I am in the enviable position of having delightful e-conversations with nudge and nb readers and one such occurred recently with Jackie Gethin who had initially recommended The Martian, almost as an aside. At which point I went into full on Editor mode and asked her about her Best Book of the 21st Century . . .
I don’t know if I can possibly come up with a definitive best book of the 21st Century. We are not very far into it yet and I am not nearly well enough qualified to make a good or informed decision.
However, having said all that I have made my choice. It may not be the best book by any means but it is one that I loved and have just re-read with as much enjoyment and enthusiasm as I had the first time.
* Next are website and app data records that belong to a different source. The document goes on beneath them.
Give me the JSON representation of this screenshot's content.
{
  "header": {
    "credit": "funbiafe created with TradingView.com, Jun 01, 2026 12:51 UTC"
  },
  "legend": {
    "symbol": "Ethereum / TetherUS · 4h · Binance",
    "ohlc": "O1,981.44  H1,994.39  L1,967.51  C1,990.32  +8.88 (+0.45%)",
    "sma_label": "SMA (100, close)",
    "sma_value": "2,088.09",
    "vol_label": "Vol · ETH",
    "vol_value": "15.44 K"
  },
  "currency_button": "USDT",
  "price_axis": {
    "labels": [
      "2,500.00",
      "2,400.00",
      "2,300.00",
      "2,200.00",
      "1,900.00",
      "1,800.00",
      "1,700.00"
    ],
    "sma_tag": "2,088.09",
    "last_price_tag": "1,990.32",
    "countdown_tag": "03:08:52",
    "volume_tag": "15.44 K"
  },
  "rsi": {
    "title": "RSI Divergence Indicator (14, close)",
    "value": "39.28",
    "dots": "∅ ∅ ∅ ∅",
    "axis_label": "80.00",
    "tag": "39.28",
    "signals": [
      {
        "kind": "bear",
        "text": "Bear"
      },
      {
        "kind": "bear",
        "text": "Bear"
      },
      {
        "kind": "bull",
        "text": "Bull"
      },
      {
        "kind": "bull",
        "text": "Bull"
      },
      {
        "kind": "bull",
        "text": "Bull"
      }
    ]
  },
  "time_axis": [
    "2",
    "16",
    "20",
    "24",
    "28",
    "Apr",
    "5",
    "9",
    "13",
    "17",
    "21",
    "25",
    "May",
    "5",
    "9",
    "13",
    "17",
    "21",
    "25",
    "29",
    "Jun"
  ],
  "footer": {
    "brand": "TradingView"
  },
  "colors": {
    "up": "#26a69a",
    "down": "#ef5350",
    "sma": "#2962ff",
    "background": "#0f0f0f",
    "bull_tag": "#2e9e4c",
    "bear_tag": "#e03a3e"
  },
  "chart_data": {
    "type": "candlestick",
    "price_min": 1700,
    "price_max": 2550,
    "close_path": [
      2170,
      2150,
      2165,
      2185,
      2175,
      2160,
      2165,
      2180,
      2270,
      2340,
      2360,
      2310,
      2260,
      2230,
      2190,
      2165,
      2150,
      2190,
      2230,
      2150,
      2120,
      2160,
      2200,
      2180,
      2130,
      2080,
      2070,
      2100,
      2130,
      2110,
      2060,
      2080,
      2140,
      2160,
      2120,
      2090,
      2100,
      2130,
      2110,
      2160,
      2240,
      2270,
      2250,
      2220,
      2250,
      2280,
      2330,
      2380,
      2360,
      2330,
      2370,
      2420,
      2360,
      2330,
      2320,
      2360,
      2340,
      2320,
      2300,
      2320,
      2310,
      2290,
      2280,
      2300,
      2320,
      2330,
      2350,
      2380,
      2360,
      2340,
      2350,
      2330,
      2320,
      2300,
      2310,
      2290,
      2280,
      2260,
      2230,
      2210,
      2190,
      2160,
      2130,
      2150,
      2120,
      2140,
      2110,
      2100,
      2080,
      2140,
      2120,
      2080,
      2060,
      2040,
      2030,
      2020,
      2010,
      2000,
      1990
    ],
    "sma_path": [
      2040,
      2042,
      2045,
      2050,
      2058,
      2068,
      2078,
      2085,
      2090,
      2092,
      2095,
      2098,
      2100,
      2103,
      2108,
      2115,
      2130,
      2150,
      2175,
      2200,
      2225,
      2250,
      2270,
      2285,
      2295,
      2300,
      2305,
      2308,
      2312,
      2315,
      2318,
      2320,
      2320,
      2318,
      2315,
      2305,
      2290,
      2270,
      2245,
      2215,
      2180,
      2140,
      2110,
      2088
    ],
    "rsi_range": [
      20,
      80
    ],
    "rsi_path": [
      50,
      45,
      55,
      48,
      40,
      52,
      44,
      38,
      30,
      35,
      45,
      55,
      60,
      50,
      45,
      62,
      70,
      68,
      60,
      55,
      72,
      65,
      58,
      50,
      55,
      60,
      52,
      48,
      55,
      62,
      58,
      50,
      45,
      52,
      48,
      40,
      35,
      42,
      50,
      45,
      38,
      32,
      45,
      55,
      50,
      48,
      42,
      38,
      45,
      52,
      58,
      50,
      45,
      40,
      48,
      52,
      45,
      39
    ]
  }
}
One of those books you want to go out and buy several copies to give to all your friends. It is Our Souls at Night by Kent Haruf published in 2015, I think. (Say it out loud very carefully!)
So here is my review:
This lovely, quiet, gentle little tale was written towards the end of the author’s life, he died in 2014 and I read somewhere that he knew he was dying when he wrote it.
It concerns two elderly inhabitants of a small American town called Holt. Abbie Moore calls on her neighbour one day and invites him to share her bed. She makes it clear she is after companionship and conversation only. She has the idea that the arrangement will help stave off the loneliness and silence of her long sleepless hours.
In the next few chapters, in clear simple prose, we learn of their developing friendship and we hear their stories. The writing is deceptively spare and concise but the picture painted is evocative and powerful with a wonderful sense of place and season. I have never been to America but I feel I know exactly what Holt looks and feels like.
As with his trilogy Plainsong, Eventide and Benediction you become very fond of the characters and really care what happens to them. It is a very simple little story about very simple, ordinary people but told with such care and love that you read it almost in one sitting and then turn back to the beginning to read it again.
I hope that is vaguely what you were after.
[To which I had to reply: Well, first of all, Jackie, we’ll have none of this ‘not nearly well enough qualified’ rubbish – your opinion is as valid as anyone else’s. And secondly, the fact it stands up to re-reading is even more pleasing (so many books don’t, I find).]
So thank you, Jackie, for yet another addition to our BB21C collection.
Our Souls at Night by Kent Haruf
Picador hbk July 2015